18Dalton-Reyes v. Court of Appeals, G.R. No. 149580, March 16, 2005, 453 SCRA 498, 509-510.
19 Renumbered pursuant to Republic Act No. 10151 (An Act Allowing The Employment of Night Workers, Thereby Repealing Articles 130 and 131 of Presidential Decree Number Four Hundred Forty-Two, As Amended, Otherwise Known As The Labor Code of the Philippines).

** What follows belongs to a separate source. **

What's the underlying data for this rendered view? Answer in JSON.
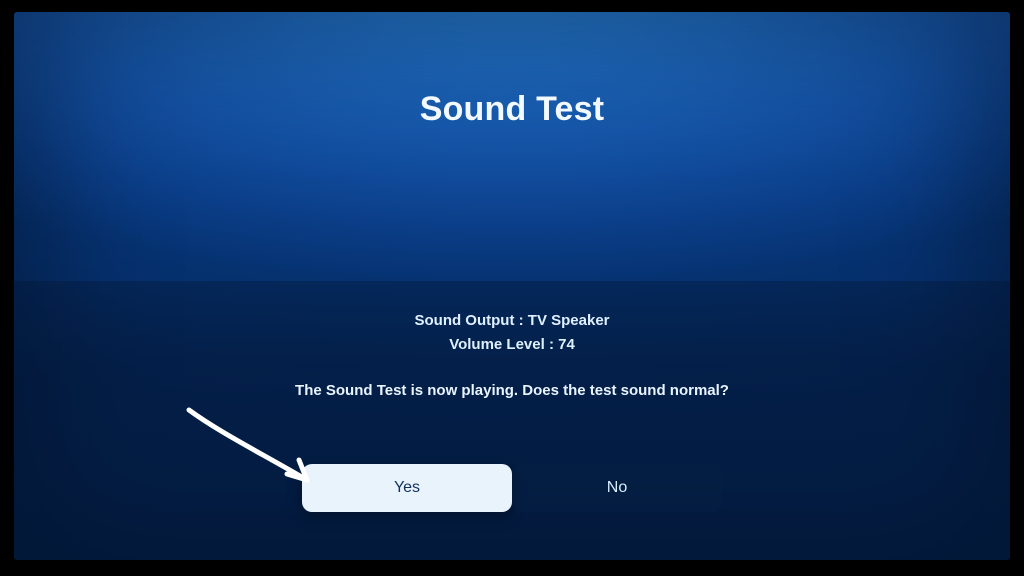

20Coca-Cola Bottlers, Phils., Inc. v. Kapisanan ng Malayang Manggagawa sa Coca-Cola-FFW, G.R. No. 148205, February 28, 2005, 452 SCRA 480, 497; Dimabayao v. National Labor Relations Commission, G.R. No. 122178, February 25, 1999, 303 SCRA 655, 659; Carlos A. Gothong Lines, Inc. v. NLRC, G.R. No. 96685, February 15, 1999, 303 SCRA 164, 170; Lagatic v. National Labor Relations Commission, G.R. No. 121004, January 28, 1998, 285 SCRA 251, 257.
21Lakpue Drug, Inc. v. Belga, G.R. No. 166379, October 20, 2005, 473 SCRA 617, 624; St. Michael’s Institute v. Santos, G.R. No. 145280, December 4, 2001, 371 SCRA 383, 393; Escobin v. National Labor Relations Commission, G.R. No. 118159, April 15, 1998, 289 SCRA 48, 67.
22 Separate Opinion of J. Tinga in Agabon v. National Labor Relations Commission, G.R. No. 158693, November 17, 2004, 442 SCRA 573, 693.
23Rollo, p. 78.
24Julie’s Bakeshop v. Arnaiz, G.R. No. 173882, February 15, 2012, 666 SCRA 101, 115.red cralawlibrary
25Mendiola v. Court of Appeals, G.R. No. 159333, July 31, 2006, 497 SCRA 346, 360; Unicorn Safety Glass, Inc. v. Basarte, G.R. No. 154689, November 25, 2004, 444 SCRA 287, 297.
26Hongkong and Shanghai Banking Corp. v. National Labor Relations Commission, G.R. No. 116542, July 30, 1996, 260 SCRA 49, 56.
27Coca-Cola Bottlers Phils., Inc. v. Daniel, G.R. No. 156893, June 21, 2005, 460 SCRA 494, 509-510.
28Pioneer Texturizing Corp. v. National Labor Relations Commission, G.R. No. 118651, October 16, 1997, 280 SCRA 806, 816.
29Almira v. B.F. Goodrich Philippines, Inc., No. L-34974, July 25, 1974, 58 SCRA 120, 131.
30Varias v. Commission on Elections, G.R. No. 189078, March 30, 2010, 617 SCRA 214, 229.